__Exercise objective__:
Output all the records word for word. Drop the pictures.

__Input material__:
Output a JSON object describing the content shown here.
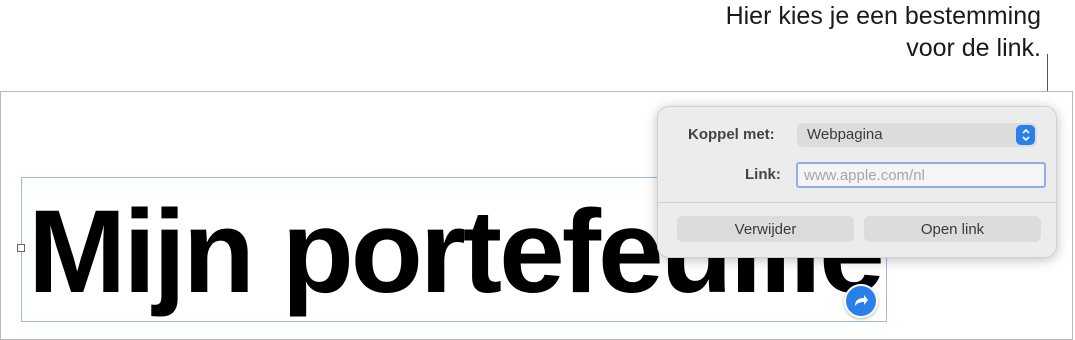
{
  "callout": {
    "line1": "Hier kies je een bestemming",
    "line2": "voor de link."
  },
  "document": {
    "headline": "Mijn portefeuille"
  },
  "popover": {
    "link_to_label": "Koppel met:",
    "link_to_value": "Webpagina",
    "link_label": "Link:",
    "link_placeholder": "www.apple.com/nl",
    "remove_button": "Verwijder",
    "open_button": "Open link"
  },
  "colors": {
    "accent": "#2b7fe8",
    "popover_bg": "#ececec",
    "selection_border": "#9fb9e2"
  },
  "icons": {
    "link_badge": "link-arrow-icon",
    "select_stepper": "chevron-updown-icon"
  }
}
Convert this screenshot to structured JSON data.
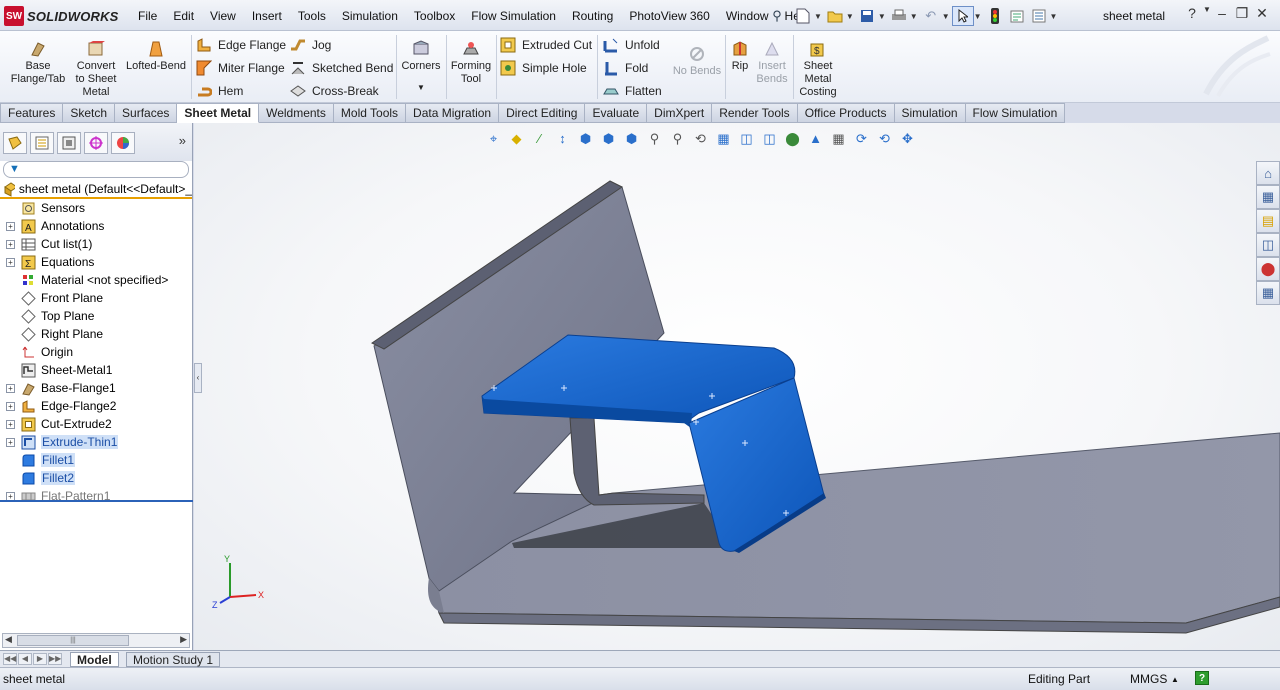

__Reply__:
Output a JSON object describing the content shown here.
{
  "callout": {
    "line1": "Hier kies je een bestemming",
    "line2": "voor de link."
  },
  "document": {
    "headline": "Mijn portefeuille"
  },
  "popover": {
    "link_to_label": "Koppel met:",
    "link_to_value": "Webpagina",
    "link_label": "Link:",
    "link_placeholder": "www.apple.com/nl",
    "remove_button": "Verwijder",
    "open_button": "Open link"
  },
  "colors": {
    "accent": "#2b7fe8",
    "popover_bg": "#ececec",
    "selection_border": "#9fb9e2"
  },
  "icons": {
    "link_badge": "link-arrow-icon",
    "select_stepper": "chevron-updown-icon"
  }
}
Convert this screenshot to structured JSON data.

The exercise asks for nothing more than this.